For a North American cyclist like me, the sensation of being respected as a full road user, or to have a full lane on the highway leading out of the city gave me an uncommon feeling of pride. For once, I had more space than I needed, no worries about being cut or having a door opened in my face, and nobody to honk at my back! What freedom!
The cyclotaxi, the Latin American version of the rickshaws and becaks of Asia and the pedal-deliverer, whom we can see moving on three wheels behind a big wooden box are appearing. And poncheros, mechanics managing quick-fix roadside workshops, have also sprung up all over the country.
But how to park all these bikes in a city with no parc-meters?! No problemo. Havana has seen a boom of bicycle parking, public as well as private. Indeed, the economic reforms have allowed a diversity of private trade, including bicycle parking and most bike related services, which are more expensive than the state's but also very popular. In exchange for some spare change a clerk takes charge of your bike, puts a tag on it, and gives you a number. Just like a bike cloakroom. The famous paper Granma, organ of the Cuban state spreading the message of the revolution in Cuba and to the whole world, operates one of the best parqueo de bicicletas of the country. In a space sufficient to park about eight sub-compact cars (or four old Plymouth 1951's, very popular in Cuba) some 140 bicycles can fit. The bikes are suspended in the air by the front wheels, allowing for an optimum use of space. The parking is open 24 hours a day and reserved for the paper's employees, who don't have to pay.

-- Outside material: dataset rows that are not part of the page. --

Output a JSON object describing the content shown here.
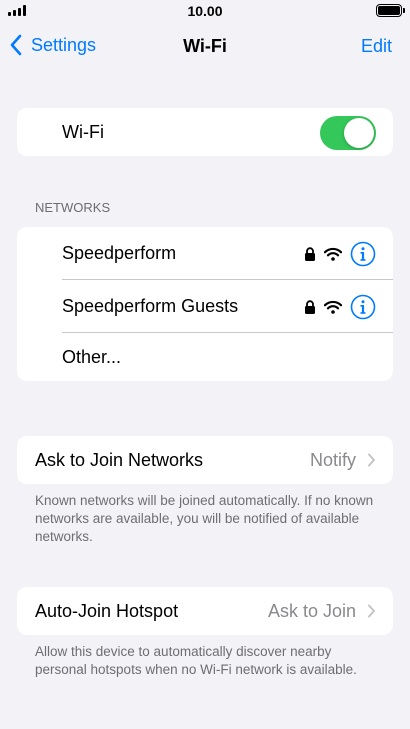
{
  "status_bar": {
    "time": "10.00"
  },
  "nav": {
    "back_label": "Settings",
    "title": "Wi-Fi",
    "edit_label": "Edit"
  },
  "wifi": {
    "label": "Wi-Fi",
    "enabled": true
  },
  "networks": {
    "header": "NETWORKS",
    "items": [
      {
        "name": "Speedperform",
        "secured": true
      },
      {
        "name": "Speedperform Guests",
        "secured": true
      }
    ],
    "other_label": "Other..."
  },
  "ask_to_join": {
    "label": "Ask to Join Networks",
    "value": "Notify",
    "footer": "Known networks will be joined automatically. If no known networks are available, you will be notified of available networks."
  },
  "auto_join": {
    "label": "Auto-Join Hotspot",
    "value": "Ask to Join",
    "footer": "Allow this device to automatically discover nearby personal hotspots when no Wi-Fi network is available."
  },
  "colors": {
    "accent": "#007aff",
    "toggle_on": "#34c759",
    "background": "#f2f2f7"
  },
  "icons": [
    "signal-icon",
    "battery-icon",
    "back-chevron-icon",
    "lock-icon",
    "wifi-icon",
    "info-icon",
    "chevron-right-icon"
  ]
}
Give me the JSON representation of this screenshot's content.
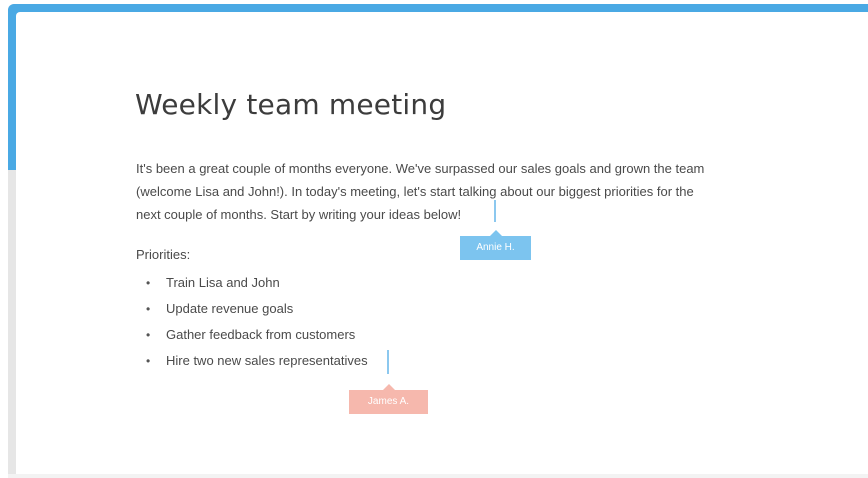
{
  "document": {
    "title": "Weekly team meeting",
    "intro_lines": [
      "It's been a great couple of months everyone. We've surpassed our sales goals and grown the team",
      "(welcome Lisa and John!). In today's meeting, let's start talking about our biggest priorities for the",
      "next couple of months. Start by writing your ideas below!"
    ],
    "priorities_label": "Priorities:",
    "bullet_glyph": "•",
    "priorities": [
      "Train Lisa and John",
      "Update revenue goals",
      "Gather feedback from customers",
      "Hire two new sales representatives"
    ]
  },
  "collaborators": [
    {
      "name": "Annie H.",
      "color": "#7cc4ef"
    },
    {
      "name": "James A.",
      "color": "#f6b8ad"
    }
  ],
  "colors": {
    "frame_accent": "#4aa9e4",
    "text": "#4a4a4a",
    "title": "#3c3c3c",
    "cursor": "#8cc8ef"
  }
}
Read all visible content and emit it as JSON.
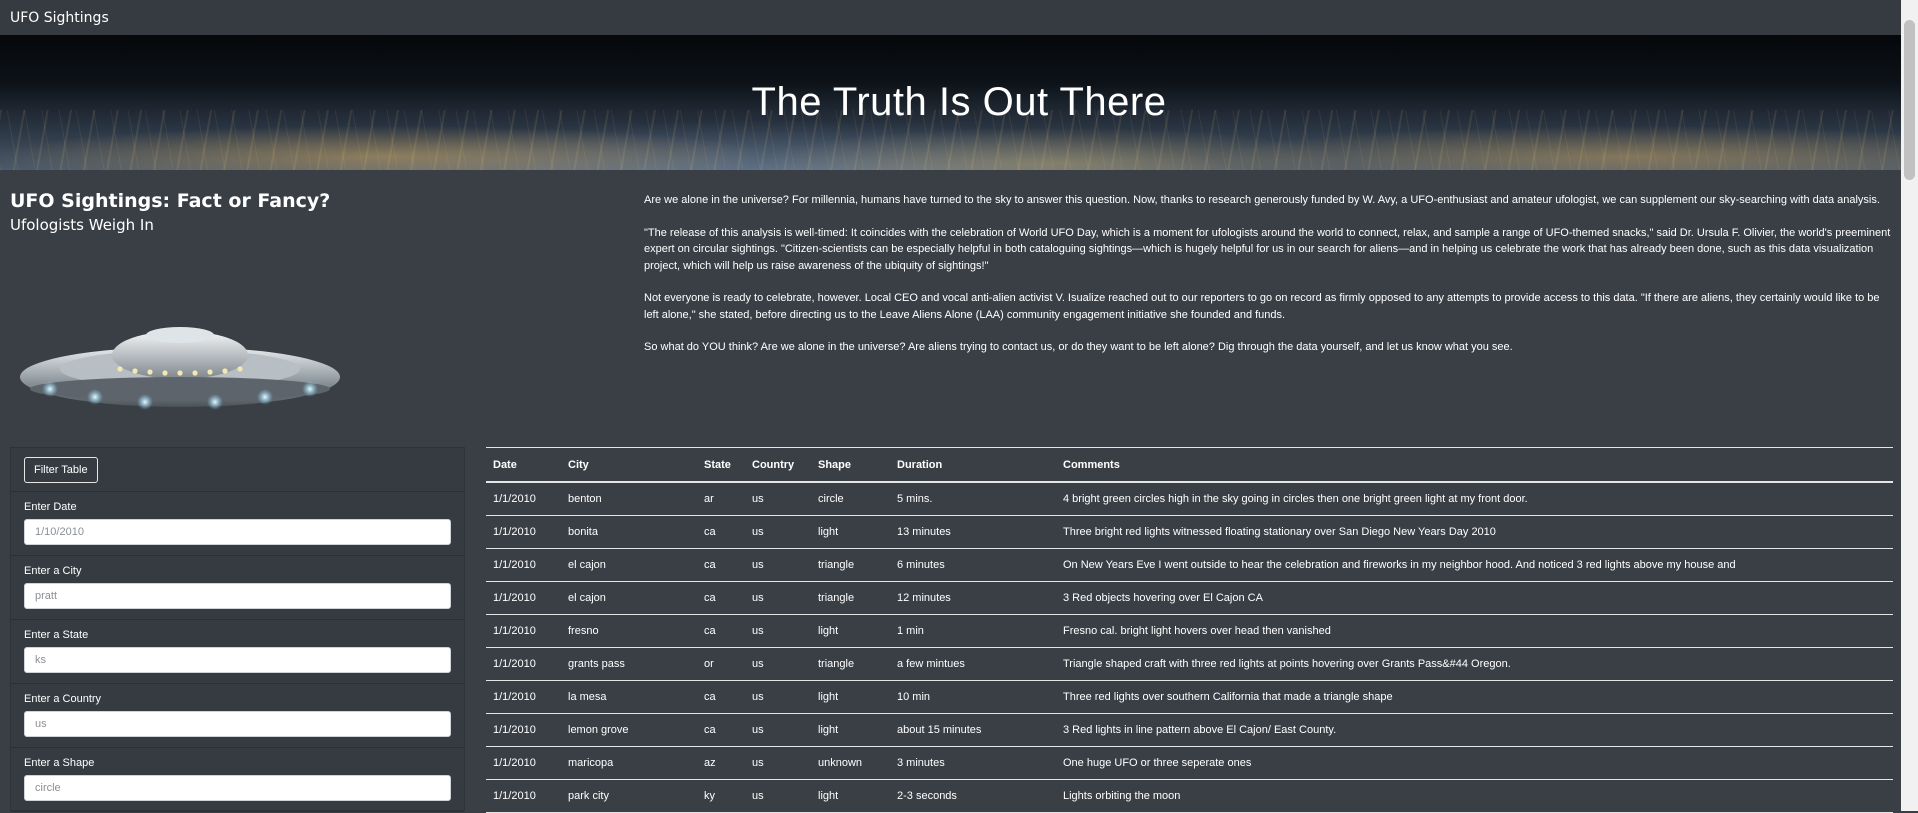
{
  "navbar": {
    "brand": "UFO Sightings"
  },
  "hero": {
    "title": "The Truth Is Out There"
  },
  "intro": {
    "title": "UFO Sightings: Fact or Fancy?",
    "subtitle": "Ufologists Weigh In",
    "paragraphs": [
      "Are we alone in the universe? For millennia, humans have turned to the sky to answer this question. Now, thanks to research generously funded by W. Avy, a UFO-enthusiast and amateur ufologist, we can supplement our sky-searching with data analysis.",
      "\"The release of this analysis is well-timed: It coincides with the celebration of World UFO Day, which is a moment for ufologists around the world to connect, relax, and sample a range of UFO-themed snacks,\" said Dr. Ursula F. Olivier, the world's preeminent expert on circular sightings. \"Citizen-scientists can be especially helpful in both cataloguing sightings—which is hugely helpful for us in our search for aliens—and in helping us celebrate the work that has already been done, such as this data visualization project, which will help us raise awareness of the ubiquity of sightings!\"",
      "Not everyone is ready to celebrate, however. Local CEO and vocal anti-alien activist V. Isualize reached out to our reporters to go on record as firmly opposed to any attempts to provide access to this data. \"If there are aliens, they certainly would like to be left alone,\" she stated, before directing us to the Leave Aliens Alone (LAA) community engagement initiative she founded and funds.",
      "So what do YOU think? Are we alone in the universe? Are aliens trying to contact us, or do they want to be left alone? Dig through the data yourself, and let us know what you see."
    ]
  },
  "filters": {
    "button_label": "Filter Table",
    "fields": [
      {
        "label": "Enter Date",
        "placeholder": "1/10/2010"
      },
      {
        "label": "Enter a City",
        "placeholder": "pratt"
      },
      {
        "label": "Enter a State",
        "placeholder": "ks"
      },
      {
        "label": "Enter a Country",
        "placeholder": "us"
      },
      {
        "label": "Enter a Shape",
        "placeholder": "circle"
      }
    ]
  },
  "table": {
    "headers": [
      "Date",
      "City",
      "State",
      "Country",
      "Shape",
      "Duration",
      "Comments"
    ],
    "rows": [
      [
        "1/1/2010",
        "benton",
        "ar",
        "us",
        "circle",
        "5 mins.",
        "4 bright green circles high in the sky going in circles then one bright green light at my front door."
      ],
      [
        "1/1/2010",
        "bonita",
        "ca",
        "us",
        "light",
        "13 minutes",
        "Three bright red lights witnessed floating stationary over San Diego New Years Day 2010"
      ],
      [
        "1/1/2010",
        "el cajon",
        "ca",
        "us",
        "triangle",
        "6 minutes",
        "On New Years Eve I went outside to hear the celebration and fireworks in my neighbor hood. And noticed 3 red lights above my house and"
      ],
      [
        "1/1/2010",
        "el cajon",
        "ca",
        "us",
        "triangle",
        "12 minutes",
        "3 Red objects hovering over El Cajon CA"
      ],
      [
        "1/1/2010",
        "fresno",
        "ca",
        "us",
        "light",
        "1 min",
        "Fresno cal. bright light hovers over head then vanished"
      ],
      [
        "1/1/2010",
        "grants pass",
        "or",
        "us",
        "triangle",
        "a few mintues",
        "Triangle shaped craft with three red lights at points hovering over Grants Pass&#44 Oregon."
      ],
      [
        "1/1/2010",
        "la mesa",
        "ca",
        "us",
        "light",
        "10 min",
        "Three red lights over southern California that made a triangle shape"
      ],
      [
        "1/1/2010",
        "lemon grove",
        "ca",
        "us",
        "light",
        "about 15 minutes",
        "3 Red lights in line pattern above El Cajon/ East County."
      ],
      [
        "1/1/2010",
        "maricopa",
        "az",
        "us",
        "unknown",
        "3 minutes",
        "One huge UFO or three seperate ones"
      ],
      [
        "1/1/2010",
        "park city",
        "ky",
        "us",
        "light",
        "2-3 seconds",
        "Lights orbiting the moon"
      ]
    ]
  }
}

All of these changes have allowed a great improvement in
cyclists' life in Cuba. They have also allowed the country to keep going with a
fraction of the resources they were using before, without jeopardizing the
crucial sectors like nutrition and health. In 1995, Cuba was functioning with
half the energy they were using before 1991, which was already about 1/15th of
what a North American uses. The consumption of oil has passed from 13 million
tons per year to about 5 million today, going through a low of 2.5 million in
1993. Most of this oil is imported, and paid for in hard currency. The national
production doesn't exceed one million tons per year. Moreover, Cuban petroleum
is viscous and high in sulphur. This renders it unsuitable for motorized
vehicles, although it is
Is the bicycle there to stay ?
Moreover, a French company is now developing the technology that will allow Cuban industrial facilities to function efficiently with high sulphur oil, which for now damages the equipment and limits its use (This left me wondering whether they were also designing sulphur-resistant humans...)
Another ambiguous signal, the International Federation of Automobilism, based in France, will sponsor the first car race in the history since the Cuban revolution. For the race, and by a generous distribution of green bills and shiny asphalt, the federation will "upgrade" of all places,- the bicycle friendly Malecon!
Nevertheless, Cuban bicycle activists are confident. Fernando Hernandez, cyclotourism fan, still believes in the slogan launched in 1992 "the bicycle is here to stay". According to him, many Cubans fell in love with the bicycle. "This won't change, whether we have oil or not", he says. In last
December, Humberto Valdez was coordinating an international conference on the bicycle called: The Bicycle: Option for the 21st century. Valdez continues to supervise the 25 planners who still work full time to bicyclelise Cuba. Valdez states that the cyclist has won the respect of the Cuban society.
"Even though we have seen an increase in the amount of motorized vehicles this year, the number of accidents has remained stable and the demand for bikes stays very high. The cyclists have gained their place and they will keep it."
[Editor's note: This was written in 1997 and some things have changed.]
Note: see our Bicycling news/issues/culture page